But that argument is countered by Jane Goodall, who says that sometimes people’s lives are transformed in mere moments by looking into an animal’s eyes. Don’t we believe in love at first sight? Could we not have a 60-second close-up encounter with a moose or elk that wouldn’t be possible to articulate, but that could change our lives?
CBT: It’s been just over a month since the Toronto Zoo’s elephants were relocated. Do you agree with this decision by the Toronto zookepers?
GD: I have a hard time answering the question. But I think they did the right thing for these particular elephants.

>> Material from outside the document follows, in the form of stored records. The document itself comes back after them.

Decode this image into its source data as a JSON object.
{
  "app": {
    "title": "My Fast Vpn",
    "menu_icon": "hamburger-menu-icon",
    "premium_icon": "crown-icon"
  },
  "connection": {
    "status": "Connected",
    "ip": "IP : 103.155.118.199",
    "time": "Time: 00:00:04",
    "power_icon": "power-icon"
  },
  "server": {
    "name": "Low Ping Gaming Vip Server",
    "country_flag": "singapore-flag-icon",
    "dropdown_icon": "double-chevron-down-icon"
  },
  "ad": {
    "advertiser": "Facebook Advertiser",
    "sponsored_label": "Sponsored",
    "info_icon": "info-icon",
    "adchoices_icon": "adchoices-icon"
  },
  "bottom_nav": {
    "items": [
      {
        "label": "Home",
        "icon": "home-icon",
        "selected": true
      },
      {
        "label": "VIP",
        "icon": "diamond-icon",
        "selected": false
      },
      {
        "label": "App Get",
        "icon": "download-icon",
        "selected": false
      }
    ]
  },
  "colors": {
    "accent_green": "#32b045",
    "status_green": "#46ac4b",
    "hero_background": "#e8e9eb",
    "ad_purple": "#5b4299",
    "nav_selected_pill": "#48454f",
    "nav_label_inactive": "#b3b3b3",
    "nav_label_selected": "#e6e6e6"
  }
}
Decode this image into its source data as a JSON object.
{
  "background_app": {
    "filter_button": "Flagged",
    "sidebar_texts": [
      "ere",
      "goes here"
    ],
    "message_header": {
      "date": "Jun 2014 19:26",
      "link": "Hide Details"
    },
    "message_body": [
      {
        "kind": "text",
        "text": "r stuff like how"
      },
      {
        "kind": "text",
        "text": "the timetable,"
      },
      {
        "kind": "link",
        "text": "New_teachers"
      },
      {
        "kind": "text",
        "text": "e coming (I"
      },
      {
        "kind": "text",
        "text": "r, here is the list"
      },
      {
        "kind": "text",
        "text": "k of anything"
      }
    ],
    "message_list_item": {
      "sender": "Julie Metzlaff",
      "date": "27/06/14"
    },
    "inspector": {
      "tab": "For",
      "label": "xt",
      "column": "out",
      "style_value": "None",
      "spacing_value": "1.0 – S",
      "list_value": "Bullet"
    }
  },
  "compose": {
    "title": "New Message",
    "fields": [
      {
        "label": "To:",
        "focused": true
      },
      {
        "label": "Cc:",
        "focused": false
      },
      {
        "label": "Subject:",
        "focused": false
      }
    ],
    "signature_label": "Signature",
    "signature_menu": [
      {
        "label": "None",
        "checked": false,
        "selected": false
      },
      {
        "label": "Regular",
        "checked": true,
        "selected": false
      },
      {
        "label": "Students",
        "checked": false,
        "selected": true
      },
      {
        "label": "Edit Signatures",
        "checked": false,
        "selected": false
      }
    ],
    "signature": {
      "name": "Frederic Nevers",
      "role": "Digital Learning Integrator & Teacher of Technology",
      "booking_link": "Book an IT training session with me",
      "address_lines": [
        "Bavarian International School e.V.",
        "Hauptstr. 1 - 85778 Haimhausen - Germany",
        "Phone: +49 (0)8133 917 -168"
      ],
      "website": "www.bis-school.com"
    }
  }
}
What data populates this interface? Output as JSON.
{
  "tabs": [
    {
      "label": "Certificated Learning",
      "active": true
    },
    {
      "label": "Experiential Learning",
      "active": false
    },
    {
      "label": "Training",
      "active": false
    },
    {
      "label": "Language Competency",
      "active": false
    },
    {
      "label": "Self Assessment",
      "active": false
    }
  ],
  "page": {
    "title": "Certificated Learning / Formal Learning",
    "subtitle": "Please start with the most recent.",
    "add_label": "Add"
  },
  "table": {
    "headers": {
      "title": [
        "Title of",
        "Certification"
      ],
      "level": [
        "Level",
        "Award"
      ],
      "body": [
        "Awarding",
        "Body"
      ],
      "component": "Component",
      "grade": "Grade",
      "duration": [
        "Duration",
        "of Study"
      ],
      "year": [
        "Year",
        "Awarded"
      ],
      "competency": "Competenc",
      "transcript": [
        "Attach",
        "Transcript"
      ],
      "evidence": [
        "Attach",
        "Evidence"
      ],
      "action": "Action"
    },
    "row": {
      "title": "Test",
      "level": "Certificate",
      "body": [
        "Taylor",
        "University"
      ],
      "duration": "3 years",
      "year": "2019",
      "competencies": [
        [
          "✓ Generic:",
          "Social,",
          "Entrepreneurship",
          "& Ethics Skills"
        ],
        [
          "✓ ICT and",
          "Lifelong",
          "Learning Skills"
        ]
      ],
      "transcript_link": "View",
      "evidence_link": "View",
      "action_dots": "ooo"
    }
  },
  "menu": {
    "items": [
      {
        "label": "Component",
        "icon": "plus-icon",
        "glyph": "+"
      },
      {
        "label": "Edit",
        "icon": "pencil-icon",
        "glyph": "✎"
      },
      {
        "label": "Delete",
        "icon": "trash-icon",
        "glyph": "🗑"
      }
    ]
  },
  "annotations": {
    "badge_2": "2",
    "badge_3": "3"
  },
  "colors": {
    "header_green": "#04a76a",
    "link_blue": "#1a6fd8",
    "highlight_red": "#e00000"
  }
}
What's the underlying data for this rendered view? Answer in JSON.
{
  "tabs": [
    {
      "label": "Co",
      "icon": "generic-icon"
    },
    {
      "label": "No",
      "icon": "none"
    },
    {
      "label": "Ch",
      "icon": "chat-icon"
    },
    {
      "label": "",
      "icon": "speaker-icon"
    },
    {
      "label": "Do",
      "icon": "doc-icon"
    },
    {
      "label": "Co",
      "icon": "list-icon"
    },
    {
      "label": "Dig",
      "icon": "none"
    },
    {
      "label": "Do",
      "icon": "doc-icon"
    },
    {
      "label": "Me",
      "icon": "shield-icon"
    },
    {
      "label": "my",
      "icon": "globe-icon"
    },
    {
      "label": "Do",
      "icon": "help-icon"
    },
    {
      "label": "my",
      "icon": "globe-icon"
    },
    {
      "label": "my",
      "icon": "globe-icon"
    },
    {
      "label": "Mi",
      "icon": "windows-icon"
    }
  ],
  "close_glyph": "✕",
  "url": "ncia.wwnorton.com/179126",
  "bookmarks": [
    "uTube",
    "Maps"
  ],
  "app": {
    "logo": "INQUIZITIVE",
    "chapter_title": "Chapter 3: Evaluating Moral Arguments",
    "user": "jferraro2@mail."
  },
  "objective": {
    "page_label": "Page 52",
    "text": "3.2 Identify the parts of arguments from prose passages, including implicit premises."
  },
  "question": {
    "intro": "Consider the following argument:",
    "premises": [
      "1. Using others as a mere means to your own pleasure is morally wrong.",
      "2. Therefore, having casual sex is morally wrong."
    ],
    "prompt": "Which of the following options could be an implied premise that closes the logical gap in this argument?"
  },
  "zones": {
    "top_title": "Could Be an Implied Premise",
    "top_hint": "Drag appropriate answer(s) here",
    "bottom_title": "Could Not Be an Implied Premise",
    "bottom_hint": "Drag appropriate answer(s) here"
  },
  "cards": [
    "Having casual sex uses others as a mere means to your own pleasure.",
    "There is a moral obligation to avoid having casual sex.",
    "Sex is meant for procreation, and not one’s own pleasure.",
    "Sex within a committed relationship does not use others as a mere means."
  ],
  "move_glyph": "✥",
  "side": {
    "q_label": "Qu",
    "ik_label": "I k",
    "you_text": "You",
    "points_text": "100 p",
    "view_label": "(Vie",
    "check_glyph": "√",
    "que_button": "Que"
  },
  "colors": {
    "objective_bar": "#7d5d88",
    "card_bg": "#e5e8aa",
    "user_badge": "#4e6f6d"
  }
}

Charismatic megafauna bring people to zoos. People want to see elephants, tigers and lions. But I think zoos of the future have to keep animals that are appropriate to the climate and provide appropriate conditions. Elephants — especially African elephants — are not easy animals to keep in captivity.
However, the Asian elephant enclosure in Melbourne seems to be doing really well. It’s a large enclosure, the social group seems functional, they are breeding.
So personally I can’t say that under no circumstances should an elephant be kept in a zoo. It depends on where the zoo is located, the climate, how big the enclosure is, is there a functional social group, and whether the animals have enough room.
Ultimately, it’s clear that zoos can’t be Noah’s Ark and save all the world’s species, but I think many zoos are making useful interventions, especially in the realm of public education. If zoos weren’t doing it, who else would?
CBT: Thank you Geoff!
Halifax-based Geoff D’Eon is an award-winning veteran of television and event production, with extensive experience as a journalist, producer, writer, director and executive producer – including the 2013 CBC Television documentary Zoo Revolution.